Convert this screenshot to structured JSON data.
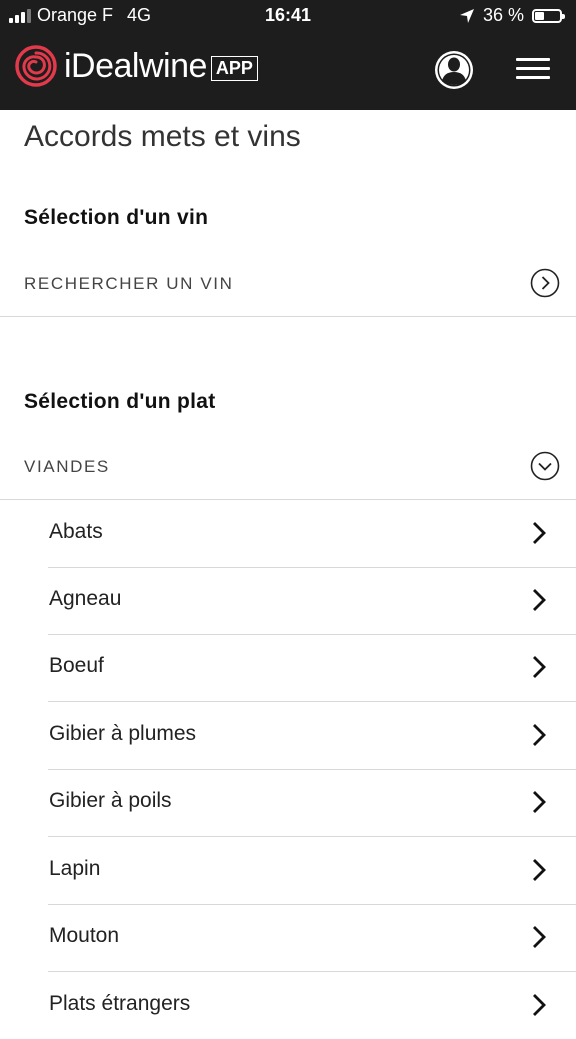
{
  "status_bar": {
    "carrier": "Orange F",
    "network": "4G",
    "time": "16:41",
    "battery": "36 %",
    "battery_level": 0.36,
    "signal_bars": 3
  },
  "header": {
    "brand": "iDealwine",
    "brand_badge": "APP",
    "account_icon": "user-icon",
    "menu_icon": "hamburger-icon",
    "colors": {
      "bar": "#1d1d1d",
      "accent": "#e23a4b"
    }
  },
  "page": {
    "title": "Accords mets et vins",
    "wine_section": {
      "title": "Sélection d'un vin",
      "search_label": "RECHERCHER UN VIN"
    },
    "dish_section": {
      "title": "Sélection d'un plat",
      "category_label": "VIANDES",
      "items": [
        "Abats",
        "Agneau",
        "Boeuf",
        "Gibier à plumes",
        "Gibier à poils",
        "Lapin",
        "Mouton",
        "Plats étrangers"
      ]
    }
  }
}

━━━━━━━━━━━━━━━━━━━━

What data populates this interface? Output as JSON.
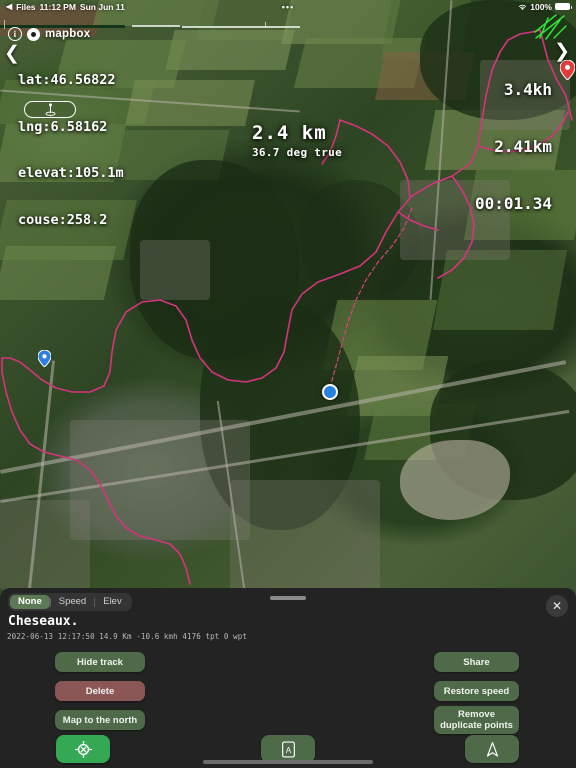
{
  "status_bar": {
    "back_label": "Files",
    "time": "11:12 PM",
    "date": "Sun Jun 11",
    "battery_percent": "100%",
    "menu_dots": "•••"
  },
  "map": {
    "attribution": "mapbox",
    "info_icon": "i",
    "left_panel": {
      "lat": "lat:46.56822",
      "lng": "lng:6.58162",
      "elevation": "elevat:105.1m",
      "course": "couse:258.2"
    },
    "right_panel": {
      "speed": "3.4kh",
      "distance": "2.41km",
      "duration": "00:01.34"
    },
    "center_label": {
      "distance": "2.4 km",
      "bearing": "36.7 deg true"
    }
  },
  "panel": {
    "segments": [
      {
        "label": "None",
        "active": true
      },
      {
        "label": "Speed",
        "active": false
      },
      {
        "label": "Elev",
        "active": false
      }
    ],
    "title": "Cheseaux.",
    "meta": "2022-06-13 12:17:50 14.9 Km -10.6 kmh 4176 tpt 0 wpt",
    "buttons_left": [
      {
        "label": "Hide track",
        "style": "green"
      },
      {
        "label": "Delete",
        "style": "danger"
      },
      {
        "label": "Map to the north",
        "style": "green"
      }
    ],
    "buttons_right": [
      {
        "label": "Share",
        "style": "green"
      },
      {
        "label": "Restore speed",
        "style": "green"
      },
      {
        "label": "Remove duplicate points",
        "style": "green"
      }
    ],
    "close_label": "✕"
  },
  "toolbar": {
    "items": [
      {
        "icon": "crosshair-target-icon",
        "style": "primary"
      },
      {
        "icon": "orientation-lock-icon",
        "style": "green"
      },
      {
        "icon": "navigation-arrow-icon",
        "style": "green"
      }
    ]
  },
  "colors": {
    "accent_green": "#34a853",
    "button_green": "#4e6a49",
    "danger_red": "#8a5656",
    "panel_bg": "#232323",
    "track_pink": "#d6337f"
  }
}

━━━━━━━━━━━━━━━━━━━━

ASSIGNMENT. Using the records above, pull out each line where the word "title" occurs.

RESPONSE FOR THIS EXERCISE.
    "title": "Accords mets et vins",
      "title": "Sélection d'un vin",
      "title": "Sélection d'un plat",
    "title": "Cheseaux.",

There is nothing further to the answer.